Why You Should Know Your Family Health History
A Family Health History Helps with Disease Prevention
Your personality is a mirror image for your dad. You look just like mom. But looks and personality traits are not the only part of your heredity to be concerned with. Many diseases are also passed down from blood relatives to the younger generations.
When you know your families health history, you can adjust your lifestyle to mitigate the risks associated with the diseases that run in your family. For example, if you know your grandmother and mother have diabetes, your risk of receiving a diabetes diagnosis are much higher than someone who does not have diabetes in their family history. In this example, adding in more exercise and focusing on a healthy diet could keep you from receiving the same diagnosis.
Knowing your family health history will help you keep your family healthy
When you know the risks you are at based on your family health history, you also know the risks your family could experience. You can help family members catch diseases early when you know the warning signs. Plus, you can educate them on what to be on the lookout for in their loved ones as well.
Family Health History Can Be Crucial in an Emergency
In an emergency situation, the last thing you want to be worried about doing is collecting a family health history. Having this done in advance will be a great stress relief for you when you need it, and healthcare professionals will be able to make quick decisions in critical moments.
How to Gather a Family Health History
Ready to gather a family health history but you don’t know where to start? When your family is gathered together, grab a pencil and paper and start the conversation. Begin by asking the simple question – what medical issues do you remember our family having? What medical conditions are you dealing with?
Some inherited diseases to be on the lookout for include:
-Alzheimer’s and dementia
-high blood pressure
The important family members to collect information are your immediate blood relatives – think mom, dad, grandmother, grandfather, siblings. It can also be helpful to collect information about your other blood relatives including aunts and uncles. When it comes to a family health history, more is better.

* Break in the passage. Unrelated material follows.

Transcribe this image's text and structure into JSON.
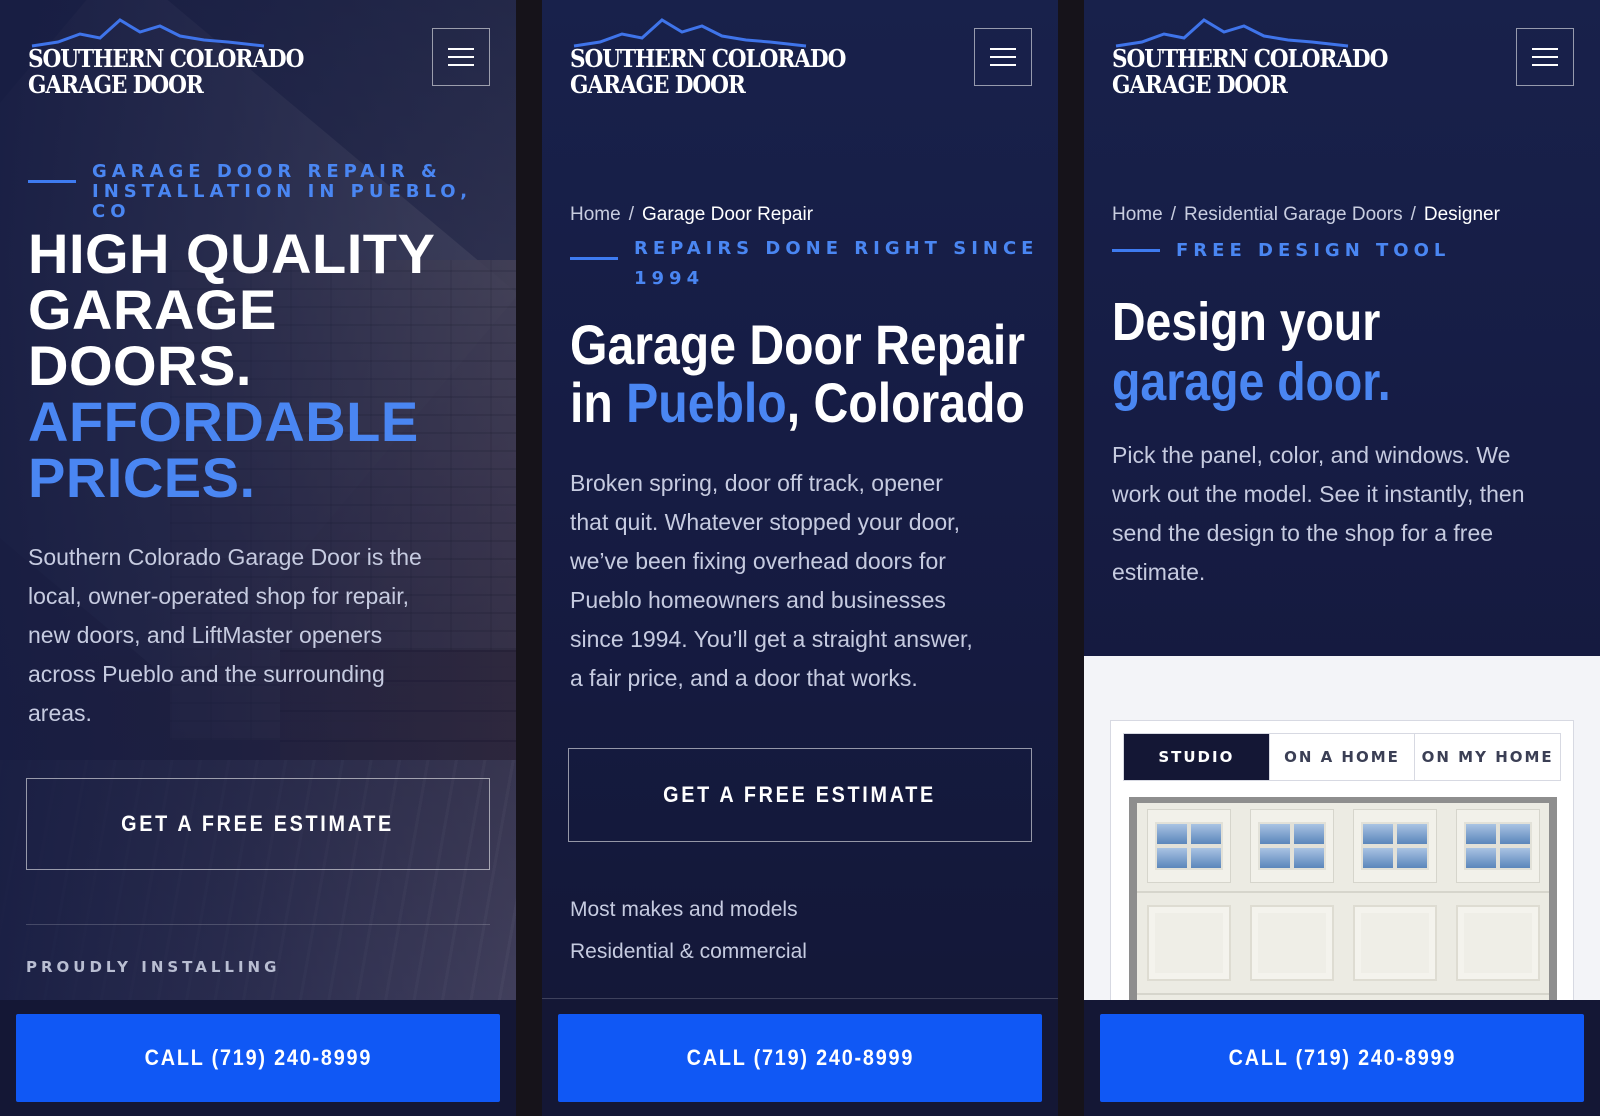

You will also want to collect family information on ethnicity. Some diseases are more likely to occur among people of certain ethnicities.
Knowing your ethnicity will help pinpoint any additional genetic risk factors.
Other factors that you will want to take into consideration when collecting your family health history include: environment, age of onset of disease, and cause of death.
Family Health History, an Ounce of Prevention
Most of us already know how important it is to have a family history, yet, only 37 percent of Americans report having an active record of their family’s health. Collecting your family health history now can help you protect your family’s future.
At Senior LIFE, we make a commitment to our members to keep them at home with their families and out of a nursing home for as long as possible. During our enrollment process, all members meet with a medically trained staff to review their health history. When our members join the program, we know them personally and medically, and create a healthcare plan tailored to their specific needs. We routinely review our member’s medical history and current medical condition and make adjustments when needed. Click here for a complete list of Senior LIFE services that are available to our members at no cost to them.
There are no co-pays, no deductibles, and no out-of-pocket costs for Senior LIFE services for those who qualify. Want to see your are eligible for the LIFE Program at no cost to you? Contact Us today – We’d be happy to help you learn if the LIFE Program could help you.
Categories: Wellness Matters